Runaway 15-year-old Lori Anne Ratzpotnik identified as victim in Green River Killer case

A victim of the Green River Killer was identified nearly four decades after her body was found. 

Two sets of human remains were found in Auburn, Washington, along a steep embankment in 1985, according to a news release from the King County Sheriff’s Office. At the time, the remains were investigated by the Green River Task Force — set up to investigate a series of bodies found dumped in the woods along the Green River in Washington state in the early 1980s. The sets were identified as Bones 16 and Bones 17, the sheriff’s office said.

In 2002, the Green River Killer, Gary Ridgway, led officials to the location and said he had placed victims there. He pleaded guilty to the murders of those two victims, as well as 46 other women and girls, in 2003. In 2012, the set of remains known as Bones 16 was identified through DNA testing as Sandra Majors. 

It wasn’t until this week that investigators were able to conclude that Bones 17 were the remains of Lori Anne Ratzpotnik, a 15-year-old who had run away from home in 1982, the sheriff’s office said. Ratzpotnik had lived in Lewis County, about 75 miles away from Auburn. 

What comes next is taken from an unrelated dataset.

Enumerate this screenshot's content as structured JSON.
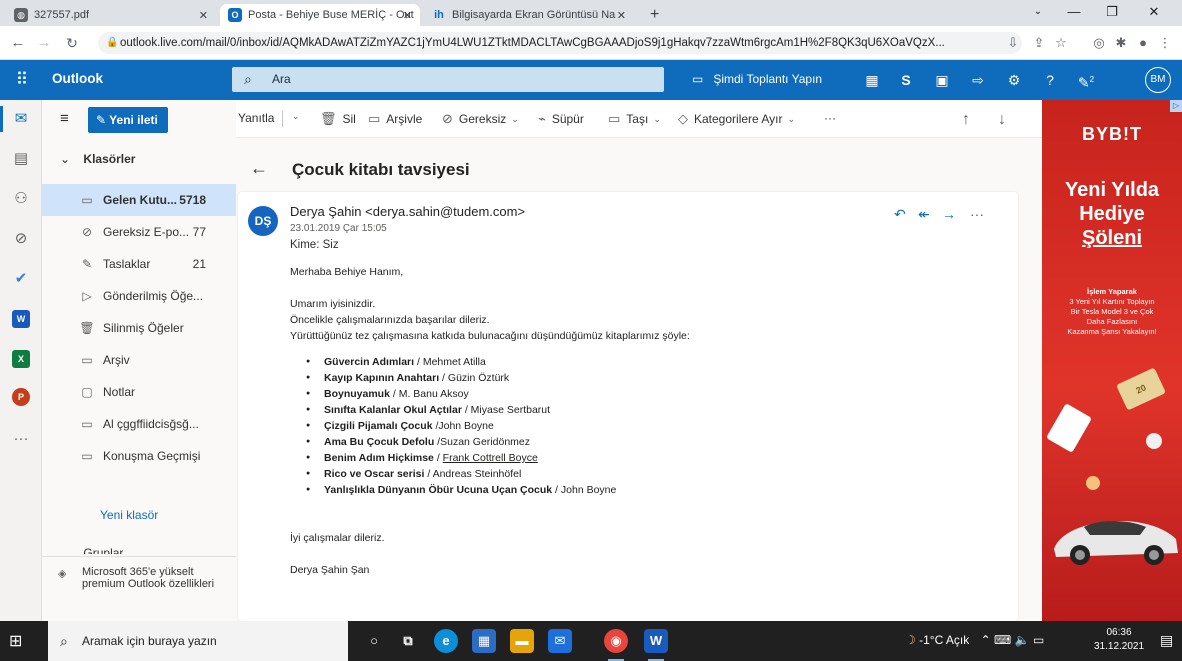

412517739-669121775412265-7200815057654789049-n.jpg
Lori Anne Ratzpotnik

King County Sheriff’s Office


Investigators worked with Parabon NanoLabs to use forensic genetic genealogy testing on the remains. The lab was able to develop a new DNA profile. Razpotnik’s mother provided a saliva sample to detectives, and the University of North Texas carried out DNA comparison testing “which confirmed that they were Lori Anne’s remains,” the sheriff’s office said. 

Ridgway’s first murder victims were found in 1982 and Ridgway was arrested in 2001. In 2003, Ridgway agreed to plead guilty to all murders that he had committed in King County to avoid the death penalty. Ridgway pleaded guilty to 48 counts of aggravated murder in the first degree, according to King’s County, and remains imprisoned for life without a chance of release at the Washington State Penitentiary in Walla Walla.

Two victims remain unidentified: though Ridgway admitted to their murders, he could not “supply any significant information that would assist” in their identification, King County said in a page dedicated to the investigation into the Green River Killer. 

The county also said there are three women — Kassee Ann Lee, Kelly Kay McGinnis and Patricia Ann Osborn — who were last seen in the Seattle area in the early 1980s. They remain missing today and “are listed on the official Green River Homicides list,” but Ridgway was not charged in their disappearances. 

screen-shot-2023-12-20-at-3-19-44-pm.png
Kassee Ann Lee, Kelly Kay McGinnis and Patricia Ann Osborn.

King County


The county noted that authorities are also looking for three missing women, one of whom is unidentified, who have been missing since the early 1980s. One of the women was an associate of Tammie Liles, another victim of Ridgway’s. Police have asked that anyone with information about these women, or any other crimes linked to the Green River case, contact them. 

After nearly four decades, the remains of a victim of the Green River Killer have been identified. In 1985, two sets of human remains were found in Auburn, Washington, and were investigated by the Green River Task Force. These remains, known as Bones 16 and Bones 17, were later identified as the victims of Gary Ridgway, also known as the Green River Killer. Ridgway confessed to murdering these two victims, as well as 46 other women and girls, and pleaded guilty in 2003.

In 2012, Bones 16 was identified as Sandra Majors through DNA testing. However, it was not until recently that Bones 17 were identified as the remains of Lori Anne Ratzpotnik. Ratzpotnik, a 15-year-old who had run away from home in 1982, lived 75 miles away from Auburn in Lewis County.

Investigators used forensic genetic genealogy testing and worked with Parabon NanoLabs to develop a new DNA profile for the remains. Ratzpotnik’s mother provided a saliva sample for comparison testing, which confirmed the identity of the remains.

Despite Ridgway’s confession, there are still two victims whose identities remain unknown. The investigation into the Green River Killer also highlights three missing women, Kassee Ann Lee, Kelly Kay McGinnis, and Patricia Ann Osborn, who were last seen in the Seattle area in the early 1980s.

Authorities are urging anyone with information about these women or any other crimes related to the Green River case to come forward. Ridgway is currently serving life imprisonment without the possibility of release at the Washington State Penitentiary in Walla Walla.

LEAVE A REPLY

Please enter your comment!
Please enter your name here

Trending

Related Articles